Her first cousin Alberic (son of her father's younger brother Wingfield) was the great grandfather of the actors Ralph Fiennes and Joseph Fiennes, as follows:

Famous family members

Some members of the family have been moderately famous in their own right:

Bernard Barton the Quaker poet (1784-1849) was a fairly popular poet in his day.

Charlotte Elliott (1789-1871) wrote several hymns, including the well known "Just As I Am". As such she is the only member of the family to have written material for Johnny Cash.

Sir William Henry Broadbent (1835-1907) was a physician who saved the life of the future George V, and was subsequently the target of attempted extortion by the Lambeth Poisoner (who was supposed to have owned up to being Jack the Ripper on his deathbed, according to his cellmate).

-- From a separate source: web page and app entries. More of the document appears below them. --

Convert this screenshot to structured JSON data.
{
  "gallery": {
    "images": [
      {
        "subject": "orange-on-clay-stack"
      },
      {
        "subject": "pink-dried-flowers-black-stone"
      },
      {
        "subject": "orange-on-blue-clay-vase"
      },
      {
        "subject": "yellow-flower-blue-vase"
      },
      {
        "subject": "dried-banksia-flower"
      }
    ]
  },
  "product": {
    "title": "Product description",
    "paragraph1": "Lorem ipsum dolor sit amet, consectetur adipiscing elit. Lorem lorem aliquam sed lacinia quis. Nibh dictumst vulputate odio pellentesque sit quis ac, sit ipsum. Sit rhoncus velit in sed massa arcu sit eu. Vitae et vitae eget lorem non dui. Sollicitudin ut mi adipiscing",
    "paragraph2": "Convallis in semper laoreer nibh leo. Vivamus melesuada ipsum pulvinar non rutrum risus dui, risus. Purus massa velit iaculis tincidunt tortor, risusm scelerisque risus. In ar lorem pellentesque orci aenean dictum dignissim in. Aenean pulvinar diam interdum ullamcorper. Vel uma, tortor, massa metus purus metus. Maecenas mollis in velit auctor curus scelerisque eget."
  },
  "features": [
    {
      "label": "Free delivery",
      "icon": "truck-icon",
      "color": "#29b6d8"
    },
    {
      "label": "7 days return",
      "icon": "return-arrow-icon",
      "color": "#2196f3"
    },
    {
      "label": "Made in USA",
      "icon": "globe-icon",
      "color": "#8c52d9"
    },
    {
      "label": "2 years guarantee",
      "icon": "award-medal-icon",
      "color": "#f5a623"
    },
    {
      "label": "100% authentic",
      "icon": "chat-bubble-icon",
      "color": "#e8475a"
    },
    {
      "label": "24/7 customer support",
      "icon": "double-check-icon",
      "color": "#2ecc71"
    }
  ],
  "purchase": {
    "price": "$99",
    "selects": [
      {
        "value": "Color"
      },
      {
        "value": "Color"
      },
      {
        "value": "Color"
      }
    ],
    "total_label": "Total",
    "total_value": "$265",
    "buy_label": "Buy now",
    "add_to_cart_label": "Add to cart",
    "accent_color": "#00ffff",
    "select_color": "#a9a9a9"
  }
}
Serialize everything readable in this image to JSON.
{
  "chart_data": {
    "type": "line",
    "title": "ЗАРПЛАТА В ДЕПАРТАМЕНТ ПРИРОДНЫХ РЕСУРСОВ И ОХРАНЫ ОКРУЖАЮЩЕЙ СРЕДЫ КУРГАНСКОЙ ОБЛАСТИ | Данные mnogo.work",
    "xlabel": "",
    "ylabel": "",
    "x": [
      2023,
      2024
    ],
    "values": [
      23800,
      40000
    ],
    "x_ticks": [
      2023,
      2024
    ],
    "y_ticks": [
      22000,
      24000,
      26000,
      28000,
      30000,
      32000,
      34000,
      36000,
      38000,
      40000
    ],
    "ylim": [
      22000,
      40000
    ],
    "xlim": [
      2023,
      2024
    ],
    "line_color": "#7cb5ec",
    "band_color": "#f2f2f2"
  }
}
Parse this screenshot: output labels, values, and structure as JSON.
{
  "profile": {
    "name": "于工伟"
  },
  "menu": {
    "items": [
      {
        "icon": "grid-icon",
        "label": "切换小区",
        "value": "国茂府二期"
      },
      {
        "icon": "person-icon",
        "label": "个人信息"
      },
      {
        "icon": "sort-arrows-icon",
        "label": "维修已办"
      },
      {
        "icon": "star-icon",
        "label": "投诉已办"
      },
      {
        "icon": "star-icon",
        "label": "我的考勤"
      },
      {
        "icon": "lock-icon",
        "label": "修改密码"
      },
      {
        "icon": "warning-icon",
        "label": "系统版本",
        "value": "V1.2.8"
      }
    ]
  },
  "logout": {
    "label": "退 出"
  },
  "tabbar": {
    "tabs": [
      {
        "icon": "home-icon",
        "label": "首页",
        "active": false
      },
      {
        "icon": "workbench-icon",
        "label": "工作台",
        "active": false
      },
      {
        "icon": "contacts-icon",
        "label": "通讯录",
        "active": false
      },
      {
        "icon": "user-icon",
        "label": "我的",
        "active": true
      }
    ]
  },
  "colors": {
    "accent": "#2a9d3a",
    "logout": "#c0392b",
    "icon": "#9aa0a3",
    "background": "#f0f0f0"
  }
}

Lord Francis Wallace Grenfell (1840-1925) was a successful military commander and also the Governor of Malta from 1899-1903.

Major-General Sir Edward Broadbent (1875-1944) was Lieutenant Governor of Guernsey from 1934-1939.

Sir Claude Aurelius Elliott (1888-1973) was headmaster of Eton during the Second World War.